[Opening Data listing section]

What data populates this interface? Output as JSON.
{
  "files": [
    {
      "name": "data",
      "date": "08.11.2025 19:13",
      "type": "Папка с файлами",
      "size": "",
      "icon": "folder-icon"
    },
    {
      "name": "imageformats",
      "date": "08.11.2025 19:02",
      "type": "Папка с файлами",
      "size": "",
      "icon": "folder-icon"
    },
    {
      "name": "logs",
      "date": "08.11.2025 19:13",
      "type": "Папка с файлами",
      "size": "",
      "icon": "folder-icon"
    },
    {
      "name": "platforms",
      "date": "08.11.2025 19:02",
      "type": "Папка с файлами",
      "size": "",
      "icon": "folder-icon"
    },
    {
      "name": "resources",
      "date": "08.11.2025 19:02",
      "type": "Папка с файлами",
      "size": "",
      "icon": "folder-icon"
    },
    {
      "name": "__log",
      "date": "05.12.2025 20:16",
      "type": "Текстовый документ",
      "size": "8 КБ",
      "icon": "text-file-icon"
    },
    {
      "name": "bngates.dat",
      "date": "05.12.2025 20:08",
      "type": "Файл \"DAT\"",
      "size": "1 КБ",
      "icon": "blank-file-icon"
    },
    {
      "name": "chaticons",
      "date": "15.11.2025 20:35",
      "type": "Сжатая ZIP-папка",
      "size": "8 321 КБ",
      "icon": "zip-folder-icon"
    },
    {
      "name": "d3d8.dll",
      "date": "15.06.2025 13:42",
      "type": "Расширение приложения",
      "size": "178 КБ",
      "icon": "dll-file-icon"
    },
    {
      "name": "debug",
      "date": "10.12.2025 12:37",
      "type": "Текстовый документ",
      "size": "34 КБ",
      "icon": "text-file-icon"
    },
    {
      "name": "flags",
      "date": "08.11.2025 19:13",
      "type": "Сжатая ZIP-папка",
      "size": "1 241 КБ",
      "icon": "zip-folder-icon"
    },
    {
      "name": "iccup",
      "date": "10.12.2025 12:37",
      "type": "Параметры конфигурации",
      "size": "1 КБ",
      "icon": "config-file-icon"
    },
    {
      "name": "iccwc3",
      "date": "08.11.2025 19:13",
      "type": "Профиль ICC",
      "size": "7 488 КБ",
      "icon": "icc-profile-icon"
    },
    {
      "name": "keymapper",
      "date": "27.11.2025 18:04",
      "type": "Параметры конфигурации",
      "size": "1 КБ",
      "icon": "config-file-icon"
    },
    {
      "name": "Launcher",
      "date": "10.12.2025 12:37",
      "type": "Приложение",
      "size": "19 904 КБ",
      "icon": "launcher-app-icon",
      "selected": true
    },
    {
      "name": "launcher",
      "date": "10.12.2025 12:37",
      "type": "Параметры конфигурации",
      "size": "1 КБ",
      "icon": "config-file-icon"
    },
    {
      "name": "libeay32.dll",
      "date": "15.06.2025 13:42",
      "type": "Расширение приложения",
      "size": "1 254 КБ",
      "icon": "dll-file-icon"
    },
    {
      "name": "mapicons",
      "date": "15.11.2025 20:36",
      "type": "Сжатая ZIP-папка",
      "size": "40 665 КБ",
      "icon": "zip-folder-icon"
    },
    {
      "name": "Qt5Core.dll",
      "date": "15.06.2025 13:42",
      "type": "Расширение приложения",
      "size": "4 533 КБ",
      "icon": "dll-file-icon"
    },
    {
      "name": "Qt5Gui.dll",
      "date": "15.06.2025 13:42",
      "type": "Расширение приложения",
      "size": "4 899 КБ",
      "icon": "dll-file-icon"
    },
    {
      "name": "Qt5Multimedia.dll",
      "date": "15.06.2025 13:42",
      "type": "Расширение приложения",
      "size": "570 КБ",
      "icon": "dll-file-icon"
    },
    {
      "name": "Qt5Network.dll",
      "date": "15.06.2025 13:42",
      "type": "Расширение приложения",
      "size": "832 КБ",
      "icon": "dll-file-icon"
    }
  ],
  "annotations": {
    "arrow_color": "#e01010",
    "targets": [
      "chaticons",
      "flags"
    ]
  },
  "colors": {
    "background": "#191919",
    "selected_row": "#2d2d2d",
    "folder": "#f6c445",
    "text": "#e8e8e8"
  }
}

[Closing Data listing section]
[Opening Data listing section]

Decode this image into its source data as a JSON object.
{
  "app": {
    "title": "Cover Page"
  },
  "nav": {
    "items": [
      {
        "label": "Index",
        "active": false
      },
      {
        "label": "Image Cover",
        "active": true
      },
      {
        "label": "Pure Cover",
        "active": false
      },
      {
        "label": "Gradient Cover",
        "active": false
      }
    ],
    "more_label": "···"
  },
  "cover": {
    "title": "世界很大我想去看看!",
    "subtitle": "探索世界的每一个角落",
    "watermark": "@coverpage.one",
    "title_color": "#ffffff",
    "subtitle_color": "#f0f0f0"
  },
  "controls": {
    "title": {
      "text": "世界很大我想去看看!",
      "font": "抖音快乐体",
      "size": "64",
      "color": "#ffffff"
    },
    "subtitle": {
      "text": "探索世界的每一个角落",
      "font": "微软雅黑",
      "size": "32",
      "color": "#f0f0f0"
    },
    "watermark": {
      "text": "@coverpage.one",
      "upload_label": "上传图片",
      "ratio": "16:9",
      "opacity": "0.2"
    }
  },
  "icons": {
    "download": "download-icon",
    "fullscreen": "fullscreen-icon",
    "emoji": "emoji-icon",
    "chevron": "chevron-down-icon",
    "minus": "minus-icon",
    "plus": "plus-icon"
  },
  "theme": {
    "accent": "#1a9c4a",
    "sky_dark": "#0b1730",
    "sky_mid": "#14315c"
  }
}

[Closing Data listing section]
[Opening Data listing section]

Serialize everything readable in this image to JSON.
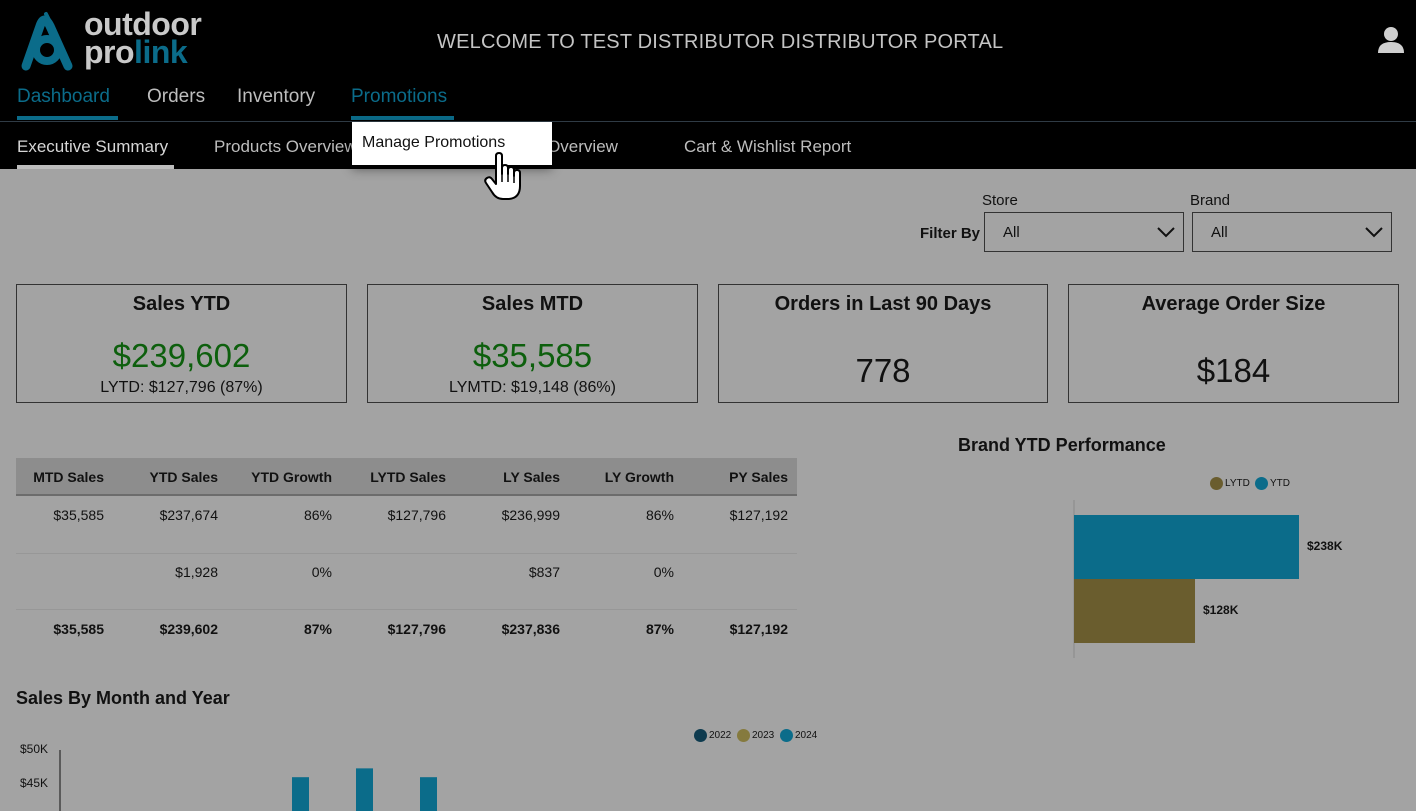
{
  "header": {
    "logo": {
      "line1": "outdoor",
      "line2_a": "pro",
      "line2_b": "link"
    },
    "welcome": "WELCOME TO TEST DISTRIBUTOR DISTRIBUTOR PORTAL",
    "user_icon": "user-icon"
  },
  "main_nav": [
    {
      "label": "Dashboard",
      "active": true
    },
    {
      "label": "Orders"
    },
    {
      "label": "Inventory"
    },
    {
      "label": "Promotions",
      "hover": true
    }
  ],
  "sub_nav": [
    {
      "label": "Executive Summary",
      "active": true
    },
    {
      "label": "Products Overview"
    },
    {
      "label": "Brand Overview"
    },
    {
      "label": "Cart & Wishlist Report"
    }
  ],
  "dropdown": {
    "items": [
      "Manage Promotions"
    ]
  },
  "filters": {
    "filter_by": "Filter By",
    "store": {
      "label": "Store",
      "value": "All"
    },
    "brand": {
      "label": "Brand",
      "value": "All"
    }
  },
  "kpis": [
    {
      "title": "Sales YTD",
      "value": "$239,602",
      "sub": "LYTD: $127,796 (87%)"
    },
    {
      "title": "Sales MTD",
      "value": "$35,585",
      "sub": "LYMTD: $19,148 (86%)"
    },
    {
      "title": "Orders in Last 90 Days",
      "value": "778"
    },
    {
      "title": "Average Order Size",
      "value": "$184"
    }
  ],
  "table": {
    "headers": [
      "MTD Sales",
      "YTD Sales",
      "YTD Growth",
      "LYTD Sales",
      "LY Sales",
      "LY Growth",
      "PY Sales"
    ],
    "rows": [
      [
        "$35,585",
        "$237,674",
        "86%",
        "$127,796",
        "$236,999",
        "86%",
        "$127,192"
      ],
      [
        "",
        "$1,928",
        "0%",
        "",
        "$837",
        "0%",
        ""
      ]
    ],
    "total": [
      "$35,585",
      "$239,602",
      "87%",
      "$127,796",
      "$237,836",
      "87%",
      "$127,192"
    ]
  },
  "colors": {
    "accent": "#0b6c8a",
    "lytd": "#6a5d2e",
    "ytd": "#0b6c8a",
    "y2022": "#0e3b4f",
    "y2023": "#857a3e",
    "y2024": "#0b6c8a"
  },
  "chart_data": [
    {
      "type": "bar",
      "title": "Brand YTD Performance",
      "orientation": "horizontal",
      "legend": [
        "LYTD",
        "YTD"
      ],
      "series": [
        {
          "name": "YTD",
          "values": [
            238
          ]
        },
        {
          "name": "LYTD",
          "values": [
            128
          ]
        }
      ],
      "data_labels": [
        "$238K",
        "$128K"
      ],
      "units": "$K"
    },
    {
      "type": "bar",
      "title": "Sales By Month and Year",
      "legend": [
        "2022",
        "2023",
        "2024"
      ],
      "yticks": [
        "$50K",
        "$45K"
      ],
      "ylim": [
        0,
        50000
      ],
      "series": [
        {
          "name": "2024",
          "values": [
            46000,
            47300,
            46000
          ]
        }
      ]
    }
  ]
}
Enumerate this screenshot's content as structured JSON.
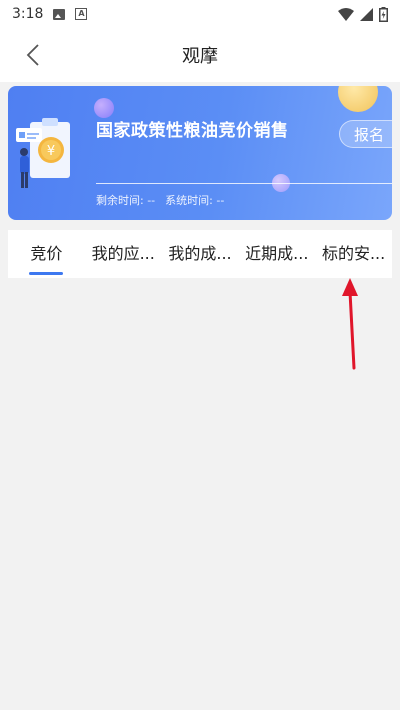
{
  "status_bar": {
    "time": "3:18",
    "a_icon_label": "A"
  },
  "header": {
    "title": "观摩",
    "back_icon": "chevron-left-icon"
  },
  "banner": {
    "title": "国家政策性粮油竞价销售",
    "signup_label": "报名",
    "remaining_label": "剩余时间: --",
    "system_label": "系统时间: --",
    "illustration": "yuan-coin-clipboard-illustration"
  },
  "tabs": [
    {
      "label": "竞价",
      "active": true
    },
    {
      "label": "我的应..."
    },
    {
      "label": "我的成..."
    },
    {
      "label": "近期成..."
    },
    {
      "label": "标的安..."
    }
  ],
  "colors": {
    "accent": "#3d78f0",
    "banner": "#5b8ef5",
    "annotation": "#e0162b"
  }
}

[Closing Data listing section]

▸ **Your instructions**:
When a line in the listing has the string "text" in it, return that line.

▸ **Response**:
      "icon": "text-file-icon"
      "icon": "text-file-icon"
    "text": "#e8e8e8"
      "text": "世界很大我想去看看!",
      "text": "探索世界的每一个角落",
      "text": "@coverpage.one",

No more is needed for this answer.